Authors: Claire Harris, Innovate Communicate; Beck Rayner, Military Life; Dr Amy Johnson, Central Queensland University; Amanda McCue, Career Swag.

Juggling ‘all the things’ and being a Defence family

The links between employment and wellbeing, along with growing demands and desires for both partners to engage in paid work for financial and fulfilment reasons, and the economic benefits of supporting women in work, increases the pressure on Defence organisations to have workplace and family support arrangements in place that support dual working families.

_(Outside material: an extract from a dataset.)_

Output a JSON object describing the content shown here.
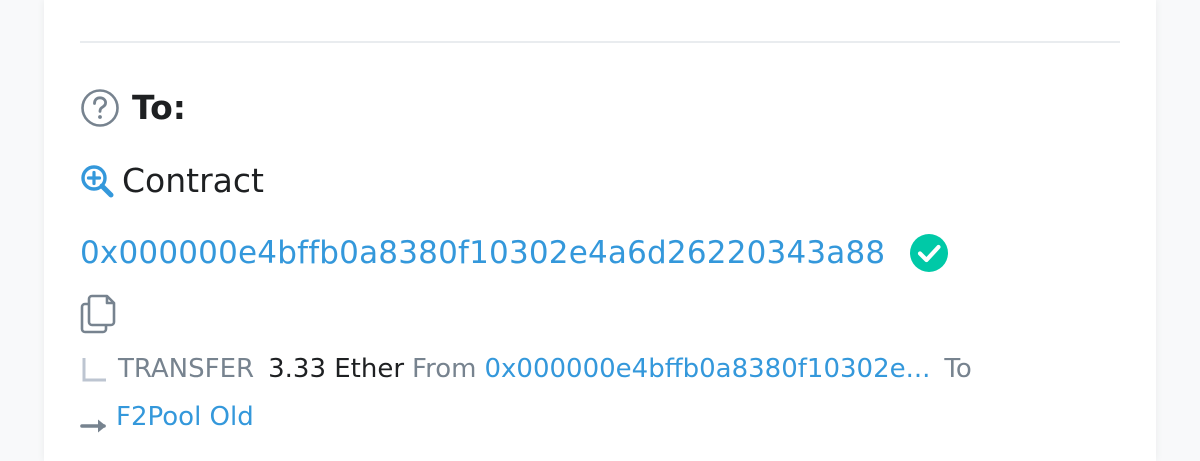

This poster highlights key attributes of the ‘challenges’ of juggling ‘all the things’ and provides a case study (Cowork Coplay) plus recommendations.

Eposter powerpoint slides and abstract

Authors: Dr. Amy Johnson, Central Queensland University; Amanda McCue, Career Swag; Claire Harris, Innovate Communicate; Beck Rayner, Military Life.

Also check out…

This page will be added to over time. More results from the industry analysis and  stakeholder survey will be published soon.

“Families are evolving all the time: making choices about how they live and organise their lives within the social and economic conditions affecting them. But how well do our governments, the economy and service systems put families at the centre of their decision making? And do they listen to the aspirations of families and make space for their perspectives in designing solutions intended to address their needs? ”

– AIFS Conference 2022

Want some more inspiration?

A number of researchers and practitioners employed across government, university and private enterprise participated in the military family focused sessions. A quick snapshot of some of the sessions is provided here and I urge you to read more about the sessions in the AIFS Conference program:

Check out these other great topics covered at the AIFS conference:

  • ACTIVATING A WELLBEING ECOLOGY, Penny Hagen, Kaitohu (Director) Tangata Tiriti, Auckland Co-Design Lab; Angie Tangaere, Kaitohu (Director) Tangata Whenua, Auckland Co-Design Lab (Plenary, Wed 15 June)
  • Work–life balance for fathers (Session 3, Wed 15 June)
  • Enhancing the voice of older Australians in complex family dynamics (Session 17, Thurs 16 June)
  • Work, family and gender dynamics (Session 27, Thurs 16 June)
  • Using evidence and implementation science to support family-centred innovation and reform (Session 37, Thurs 16 June)
  • PANEL: PUTTING FAMILIES AT THE CENTRE: WHAT WILL IT ACTUALLY TAKE? Panelists: Angie Tangaere, Kaitouh (Director) Tangata Whenua, Auckland Co-design Lab; Liz Hefren-Webb, Department of Social Services; Natalie Lewis, Queensland Family and Child Commission; Sharman Stone, Australian Institute of Family Studies; Gerry Redmond, Flinders University; Karla Grant (facilitator), SBS (Plenary, Fri 17 June).